As a headless Central Information Commission (CIC) controversially celebrates nine years of the transparency law behind closed doors, there are indications that the CIC chief's absence has already dented the watchdog's autonomy. Being without a chief has placed the commission on a weak legal footing.
According to documents accessed under the RTI law, the government has taken control over the CIC's purse strings and placed them in the hands of department of personnel and training secretary (DoPT) Sanjay Kothari.
The move followed the vacancy in the chief information commissioner's post since 22 August and an SOS sent by the commission's secretary TY Das.
"In the absence of chief information commissioner, the financial powers... will be exercised by secretary (personnel)," the DoPT under secretary Sarita Nair said in a letter to the CIC last month.
The decision came on a request for an early decision from the CIC secretary, worried that the vacancy would bring work at the transparency watchdog to a grinding halt. Das had cautioned that the commission had been left with no administrative head "with the requisite administrative and financial powers".
"This is unfortunate," said RTI activist Lokesh Batra. "How does one expect the commission to function independently when it has to run to the civil service - whose cases it would be adjudicating - for everything," he said.

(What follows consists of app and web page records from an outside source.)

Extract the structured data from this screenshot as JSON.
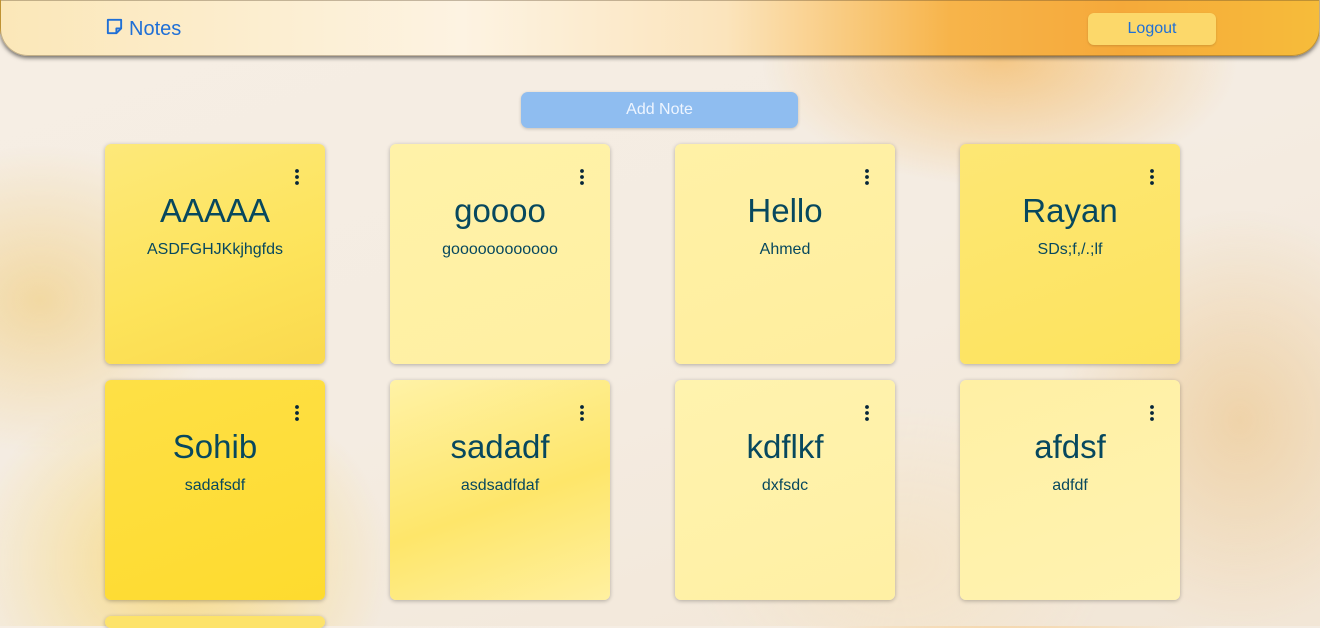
{
  "navbar": {
    "brand_label": "Notes",
    "brand_icon": "sticky-note-icon",
    "logout_label": "Logout"
  },
  "actions": {
    "add_note_label": "Add Note"
  },
  "notes": [
    {
      "title": "AAAAA",
      "body": "ASDFGHJKkjhgfds"
    },
    {
      "title": "goooo",
      "body": "goooooooooooo"
    },
    {
      "title": "Hello",
      "body": "Ahmed"
    },
    {
      "title": "Rayan",
      "body": "SDs;f,/.;lf"
    },
    {
      "title": "Sohib",
      "body": "sadafsdf"
    },
    {
      "title": "sadadf",
      "body": "asdsadfdaf"
    },
    {
      "title": "kdflkf",
      "body": "dxfsdc"
    },
    {
      "title": "afdsf",
      "body": "adfdf"
    }
  ],
  "colors": {
    "accent": "#1f6fd6",
    "note_text": "#07485e",
    "add_button": "#8fbdf0",
    "logout_button": "#fcd86a"
  }
}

The post has been vacant since August 22 when Rajiv Mathur stepped down on completing his tenure. Unlike other laws, the RTI Act does not have any provision to temporarily designate any other commissioner as the chief.
Prominent RTI activists such as Anjali Bhardwaj have already spoken against the delay that had raised questions about the legal sanctity of the CIC's decisions.
A central information commissioner - speaking on condition of anonymity - said they had decided to hold a "brainstorming" session with their predecessors as a symbolic event. "We don't have a leader who can take decisions," he lamented.